:: Data shown

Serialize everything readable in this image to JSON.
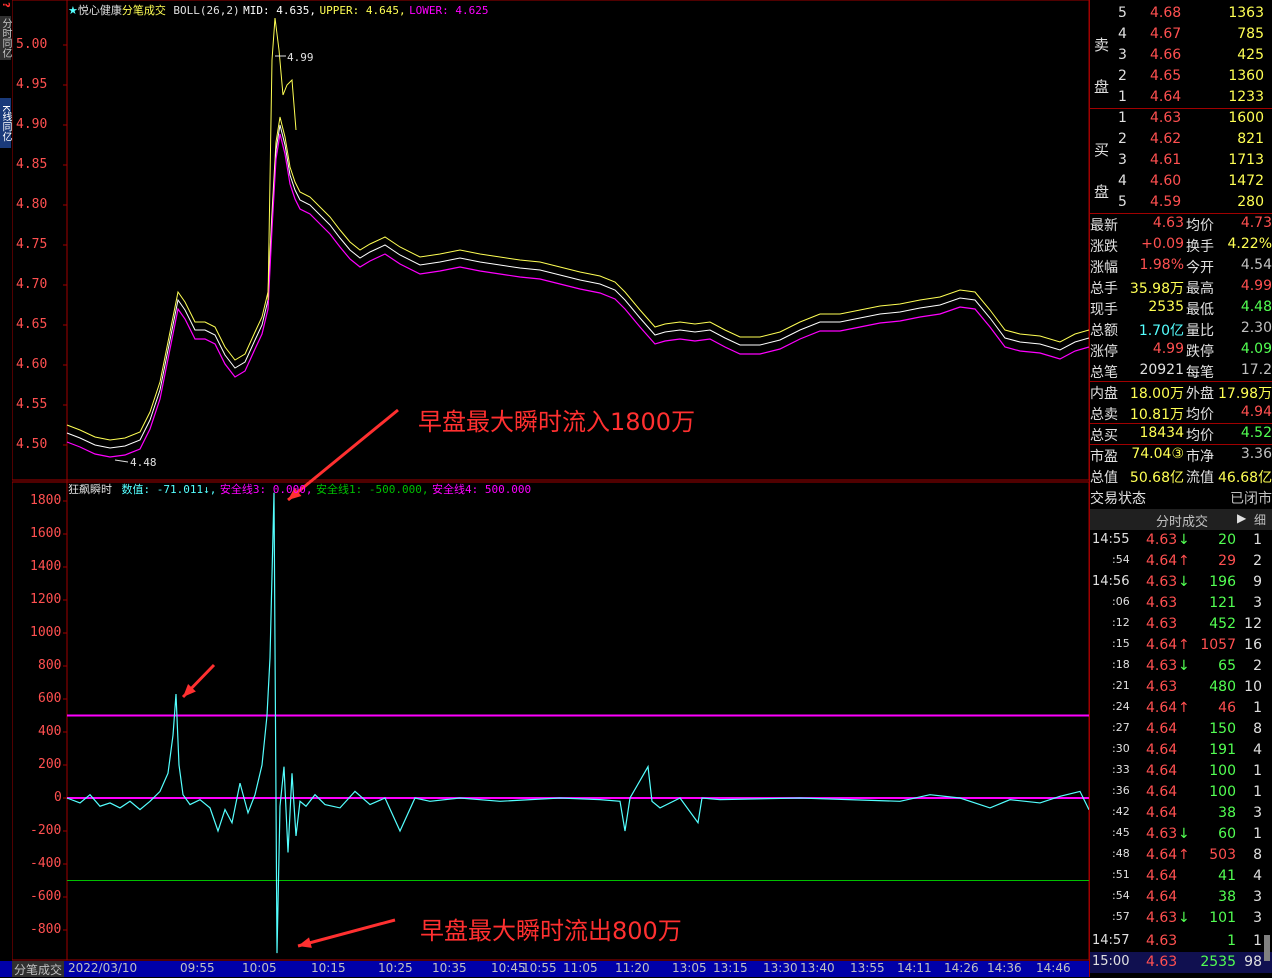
{
  "header": {
    "stock_name": "悦心健康",
    "mode": "分笔成交",
    "indicator": "BOLL(26,2)",
    "mid": "MID: 4.635,",
    "upper": "UPPER: 4.645,",
    "lower": "LOWER: 4.625"
  },
  "left_tabs": [
    "分时同亿",
    "K线同亿"
  ],
  "indicator_header": {
    "name": "狂飙瞬时",
    "value": "数值: -71.011↓,",
    "line3": "安全线3: 0.000,",
    "line1": "安全线1: -500.000,",
    "line4": "安全线4: 500.000"
  },
  "price_axis": [
    "5.00",
    "4.95",
    "4.90",
    "4.85",
    "4.80",
    "4.75",
    "4.70",
    "4.65",
    "4.60",
    "4.55",
    "4.50"
  ],
  "flow_axis": [
    "1800",
    "1600",
    "1400",
    "1200",
    "1000",
    "800",
    "600",
    "400",
    "200",
    "0",
    "-200",
    "-400",
    "-600",
    "-800"
  ],
  "price_markers": {
    "high": "4.99",
    "low": "4.48"
  },
  "annotations": {
    "inflow": "早盘最大瞬时流入1800万",
    "outflow": "早盘最大瞬时流出800万"
  },
  "time_axis": [
    "2022/03/10",
    "09:55",
    "10:05",
    "10:15",
    "10:25",
    "10:35",
    "10:45",
    "10:55",
    "11:05",
    "11:20",
    "13:05",
    "13:15",
    "13:30",
    "13:40",
    "13:55",
    "14:11",
    "14:26",
    "14:36",
    "14:46"
  ],
  "bottom_tab": "分笔成交",
  "order_book": {
    "sell_label": [
      "卖",
      "盘"
    ],
    "buy_label": [
      "买",
      "盘"
    ],
    "sells": [
      {
        "level": "5",
        "price": "4.68",
        "vol": "1363"
      },
      {
        "level": "4",
        "price": "4.67",
        "vol": "785"
      },
      {
        "level": "3",
        "price": "4.66",
        "vol": "425"
      },
      {
        "level": "2",
        "price": "4.65",
        "vol": "1360"
      },
      {
        "level": "1",
        "price": "4.64",
        "vol": "1233"
      }
    ],
    "buys": [
      {
        "level": "1",
        "price": "4.63",
        "vol": "1600"
      },
      {
        "level": "2",
        "price": "4.62",
        "vol": "821"
      },
      {
        "level": "3",
        "price": "4.61",
        "vol": "1713"
      },
      {
        "level": "4",
        "price": "4.60",
        "vol": "1472"
      },
      {
        "level": "5",
        "price": "4.59",
        "vol": "280"
      }
    ]
  },
  "stats": [
    {
      "k1": "最新",
      "v1": "4.63",
      "c1": "red",
      "k2": "均价",
      "v2": "4.73",
      "c2": "red"
    },
    {
      "k1": "涨跌",
      "v1": "+0.09",
      "c1": "red",
      "k2": "换手",
      "v2": "4.22%",
      "c2": "yellow"
    },
    {
      "k1": "涨幅",
      "v1": "1.98%",
      "c1": "red",
      "k2": "今开",
      "v2": "4.54",
      "c2": "gray"
    },
    {
      "k1": "总手",
      "v1": "35.98万",
      "c1": "yellow",
      "k2": "最高",
      "v2": "4.99",
      "c2": "red"
    },
    {
      "k1": "现手",
      "v1": "2535",
      "c1": "yellow",
      "k2": "最低",
      "v2": "4.48",
      "c2": "green"
    },
    {
      "k1": "总额",
      "v1": "1.70亿",
      "c1": "cyan",
      "k2": "量比",
      "v2": "2.30",
      "c2": "gray"
    },
    {
      "k1": "涨停",
      "v1": "4.99",
      "c1": "red",
      "k2": "跌停",
      "v2": "4.09",
      "c2": "green"
    },
    {
      "k1": "总笔",
      "v1": "20921",
      "c1": "white",
      "k2": "每笔",
      "v2": "17.2",
      "c2": "gray"
    },
    {
      "k1": "内盘",
      "v1": "18.00万",
      "c1": "yellow",
      "k2": "外盘",
      "v2": "17.98万",
      "c2": "yellow"
    },
    {
      "k1": "总卖",
      "v1": "10.81万",
      "c1": "yellow",
      "k2": "均价",
      "v2": "4.94",
      "c2": "red"
    },
    {
      "k1": "总买",
      "v1": "18434",
      "c1": "yellow",
      "k2": "均价",
      "v2": "4.52",
      "c2": "green"
    },
    {
      "k1": "市盈",
      "v1": "74.04③",
      "c1": "yellow",
      "k2": "市净",
      "v2": "3.36",
      "c2": "gray"
    },
    {
      "k1": "总值",
      "v1": "50.68亿",
      "c1": "yellow",
      "k2": "流值",
      "v2": "46.68亿",
      "c2": "yellow"
    },
    {
      "k1": "交易状态",
      "v1": "",
      "c1": "gray",
      "k2": "",
      "v2": "已闭市",
      "c2": "gray"
    }
  ],
  "ticks_header": {
    "title": "分时成交",
    "detail": "细"
  },
  "ticks": [
    {
      "time": "14:55",
      "price": "4.63",
      "arrow": "down",
      "vol": "20",
      "n": "1",
      "big": true
    },
    {
      "time": ":54",
      "price": "4.64",
      "arrow": "up",
      "vol": "29",
      "n": "2",
      "big": false
    },
    {
      "time": "14:56",
      "price": "4.63",
      "arrow": "down",
      "vol": "196",
      "n": "9",
      "big": true
    },
    {
      "time": ":06",
      "price": "4.63",
      "arrow": "",
      "vol": "121",
      "n": "3",
      "big": false
    },
    {
      "time": ":12",
      "price": "4.63",
      "arrow": "",
      "vol": "452",
      "n": "12",
      "big": false
    },
    {
      "time": ":15",
      "price": "4.64",
      "arrow": "up",
      "vol": "1057",
      "n": "16",
      "big": false
    },
    {
      "time": ":18",
      "price": "4.63",
      "arrow": "down",
      "vol": "65",
      "n": "2",
      "big": false
    },
    {
      "time": ":21",
      "price": "4.63",
      "arrow": "",
      "vol": "480",
      "n": "10",
      "big": false
    },
    {
      "time": ":24",
      "price": "4.64",
      "arrow": "up",
      "vol": "46",
      "n": "1",
      "big": false
    },
    {
      "time": ":27",
      "price": "4.64",
      "arrow": "",
      "vol": "150",
      "n": "8",
      "big": false
    },
    {
      "time": ":30",
      "price": "4.64",
      "arrow": "",
      "vol": "191",
      "n": "4",
      "big": false
    },
    {
      "time": ":33",
      "price": "4.64",
      "arrow": "",
      "vol": "100",
      "n": "1",
      "big": false
    },
    {
      "time": ":36",
      "price": "4.64",
      "arrow": "",
      "vol": "100",
      "n": "1",
      "big": false
    },
    {
      "time": ":42",
      "price": "4.64",
      "arrow": "",
      "vol": "38",
      "n": "3",
      "big": false
    },
    {
      "time": ":45",
      "price": "4.63",
      "arrow": "down",
      "vol": "60",
      "n": "1",
      "big": false
    },
    {
      "time": ":48",
      "price": "4.64",
      "arrow": "up",
      "vol": "503",
      "n": "8",
      "big": false
    },
    {
      "time": ":51",
      "price": "4.64",
      "arrow": "",
      "vol": "41",
      "n": "4",
      "big": false
    },
    {
      "time": ":54",
      "price": "4.64",
      "arrow": "",
      "vol": "38",
      "n": "3",
      "big": false
    },
    {
      "time": ":57",
      "price": "4.63",
      "arrow": "down",
      "vol": "101",
      "n": "3",
      "big": false
    },
    {
      "time": "14:57",
      "price": "4.63",
      "arrow": "",
      "vol": "1",
      "n": "1",
      "big": true
    },
    {
      "time": "15:00",
      "price": "4.63",
      "arrow": "",
      "vol": "2535",
      "n": "98",
      "big": true
    }
  ],
  "colors": {
    "grid": "#a00000",
    "upper": "#ffff54",
    "mid": "#ffffff",
    "lower": "#ff00ff",
    "flow": "#54ffff",
    "line500": "#ff00ff",
    "lineNeg500": "#00c000",
    "accent_red": "#ff3030"
  }
}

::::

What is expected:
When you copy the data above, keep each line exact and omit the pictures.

Result below:
Serialize everything readable in this image to JSON.
{
  "header": {
    "stock_name": "悦心健康",
    "mode": "分笔成交",
    "indicator": "BOLL(26,2)",
    "mid": "MID: 4.635,",
    "upper": "UPPER: 4.645,",
    "lower": "LOWER: 4.625"
  },
  "left_tabs": [
    "分时同亿",
    "K线同亿"
  ],
  "indicator_header": {
    "name": "狂飙瞬时",
    "value": "数值: -71.011↓,",
    "line3": "安全线3: 0.000,",
    "line1": "安全线1: -500.000,",
    "line4": "安全线4: 500.000"
  },
  "price_axis": [
    "5.00",
    "4.95",
    "4.90",
    "4.85",
    "4.80",
    "4.75",
    "4.70",
    "4.65",
    "4.60",
    "4.55",
    "4.50"
  ],
  "flow_axis": [
    "1800",
    "1600",
    "1400",
    "1200",
    "1000",
    "800",
    "600",
    "400",
    "200",
    "0",
    "-200",
    "-400",
    "-600",
    "-800"
  ],
  "price_markers": {
    "high": "4.99",
    "low": "4.48"
  },
  "annotations": {
    "inflow": "早盘最大瞬时流入1800万",
    "outflow": "早盘最大瞬时流出800万"
  },
  "time_axis": [
    "2022/03/10",
    "09:55",
    "10:05",
    "10:15",
    "10:25",
    "10:35",
    "10:45",
    "10:55",
    "11:05",
    "11:20",
    "13:05",
    "13:15",
    "13:30",
    "13:40",
    "13:55",
    "14:11",
    "14:26",
    "14:36",
    "14:46"
  ],
  "bottom_tab": "分笔成交",
  "order_book": {
    "sell_label": [
      "卖",
      "盘"
    ],
    "buy_label": [
      "买",
      "盘"
    ],
    "sells": [
      {
        "level": "5",
        "price": "4.68",
        "vol": "1363"
      },
      {
        "level": "4",
        "price": "4.67",
        "vol": "785"
      },
      {
        "level": "3",
        "price": "4.66",
        "vol": "425"
      },
      {
        "level": "2",
        "price": "4.65",
        "vol": "1360"
      },
      {
        "level": "1",
        "price": "4.64",
        "vol": "1233"
      }
    ],
    "buys": [
      {
        "level": "1",
        "price": "4.63",
        "vol": "1600"
      },
      {
        "level": "2",
        "price": "4.62",
        "vol": "821"
      },
      {
        "level": "3",
        "price": "4.61",
        "vol": "1713"
      },
      {
        "level": "4",
        "price": "4.60",
        "vol": "1472"
      },
      {
        "level": "5",
        "price": "4.59",
        "vol": "280"
      }
    ]
  },
  "stats": [
    {
      "k1": "最新",
      "v1": "4.63",
      "c1": "red",
      "k2": "均价",
      "v2": "4.73",
      "c2": "red"
    },
    {
      "k1": "涨跌",
      "v1": "+0.09",
      "c1": "red",
      "k2": "换手",
      "v2": "4.22%",
      "c2": "yellow"
    },
    {
      "k1": "涨幅",
      "v1": "1.98%",
      "c1": "red",
      "k2": "今开",
      "v2": "4.54",
      "c2": "gray"
    },
    {
      "k1": "总手",
      "v1": "35.98万",
      "c1": "yellow",
      "k2": "最高",
      "v2": "4.99",
      "c2": "red"
    },
    {
      "k1": "现手",
      "v1": "2535",
      "c1": "yellow",
      "k2": "最低",
      "v2": "4.48",
      "c2": "green"
    },
    {
      "k1": "总额",
      "v1": "1.70亿",
      "c1": "cyan",
      "k2": "量比",
      "v2": "2.30",
      "c2": "gray"
    },
    {
      "k1": "涨停",
      "v1": "4.99",
      "c1": "red",
      "k2": "跌停",
      "v2": "4.09",
      "c2": "green"
    },
    {
      "k1": "总笔",
      "v1": "20921",
      "c1": "white",
      "k2": "每笔",
      "v2": "17.2",
      "c2": "gray"
    },
    {
      "k1": "内盘",
      "v1": "18.00万",
      "c1": "yellow",
      "k2": "外盘",
      "v2": "17.98万",
      "c2": "yellow"
    },
    {
      "k1": "总卖",
      "v1": "10.81万",
      "c1": "yellow",
      "k2": "均价",
      "v2": "4.94",
      "c2": "red"
    },
    {
      "k1": "总买",
      "v1": "18434",
      "c1": "yellow",
      "k2": "均价",
      "v2": "4.52",
      "c2": "green"
    },
    {
      "k1": "市盈",
      "v1": "74.04③",
      "c1": "yellow",
      "k2": "市净",
      "v2": "3.36",
      "c2": "gray"
    },
    {
      "k1": "总值",
      "v1": "50.68亿",
      "c1": "yellow",
      "k2": "流值",
      "v2": "46.68亿",
      "c2": "yellow"
    },
    {
      "k1": "交易状态",
      "v1": "",
      "c1": "gray",
      "k2": "",
      "v2": "已闭市",
      "c2": "gray"
    }
  ],
  "ticks_header": {
    "title": "分时成交",
    "detail": "细"
  },
  "ticks": [
    {
      "time": "14:55",
      "price": "4.63",
      "arrow": "down",
      "vol": "20",
      "n": "1",
      "big": true
    },
    {
      "time": ":54",
      "price": "4.64",
      "arrow": "up",
      "vol": "29",
      "n": "2",
      "big": false
    },
    {
      "time": "14:56",
      "price": "4.63",
      "arrow": "down",
      "vol": "196",
      "n": "9",
      "big": true
    },
    {
      "time": ":06",
      "price": "4.63",
      "arrow": "",
      "vol": "121",
      "n": "3",
      "big": false
    },
    {
      "time": ":12",
      "price": "4.63",
      "arrow": "",
      "vol": "452",
      "n": "12",
      "big": false
    },
    {
      "time": ":15",
      "price": "4.64",
      "arrow": "up",
      "vol": "1057",
      "n": "16",
      "big": false
    },
    {
      "time": ":18",
      "price": "4.63",
      "arrow": "down",
      "vol": "65",
      "n": "2",
      "big": false
    },
    {
      "time": ":21",
      "price": "4.63",
      "arrow": "",
      "vol": "480",
      "n": "10",
      "big": false
    },
    {
      "time": ":24",
      "price": "4.64",
      "arrow": "up",
      "vol": "46",
      "n": "1",
      "big": false
    },
    {
      "time": ":27",
      "price": "4.64",
      "arrow": "",
      "vol": "150",
      "n": "8",
      "big": false
    },
    {
      "time": ":30",
      "price": "4.64",
      "arrow": "",
      "vol": "191",
      "n": "4",
      "big": false
    },
    {
      "time": ":33",
      "price": "4.64",
      "arrow": "",
      "vol": "100",
      "n": "1",
      "big": false
    },
    {
      "time": ":36",
      "price": "4.64",
      "arrow": "",
      "vol": "100",
      "n": "1",
      "big": false
    },
    {
      "time": ":42",
      "price": "4.64",
      "arrow": "",
      "vol": "38",
      "n": "3",
      "big": false
    },
    {
      "time": ":45",
      "price": "4.63",
      "arrow": "down",
      "vol": "60",
      "n": "1",
      "big": false
    },
    {
      "time": ":48",
      "price": "4.64",
      "arrow": "up",
      "vol": "503",
      "n": "8",
      "big": false
    },
    {
      "time": ":51",
      "price": "4.64",
      "arrow": "",
      "vol": "41",
      "n": "4",
      "big": false
    },
    {
      "time": ":54",
      "price": "4.64",
      "arrow": "",
      "vol": "38",
      "n": "3",
      "big": false
    },
    {
      "time": ":57",
      "price": "4.63",
      "arrow": "down",
      "vol": "101",
      "n": "3",
      "big": false
    },
    {
      "time": "14:57",
      "price": "4.63",
      "arrow": "",
      "vol": "1",
      "n": "1",
      "big": true
    },
    {
      "time": "15:00",
      "price": "4.63",
      "arrow": "",
      "vol": "2535",
      "n": "98",
      "big": true
    }
  ],
  "colors": {
    "grid": "#a00000",
    "upper": "#ffff54",
    "mid": "#ffffff",
    "lower": "#ff00ff",
    "flow": "#54ffff",
    "line500": "#ff00ff",
    "lineNeg500": "#00c000",
    "accent_red": "#ff3030"
  }
}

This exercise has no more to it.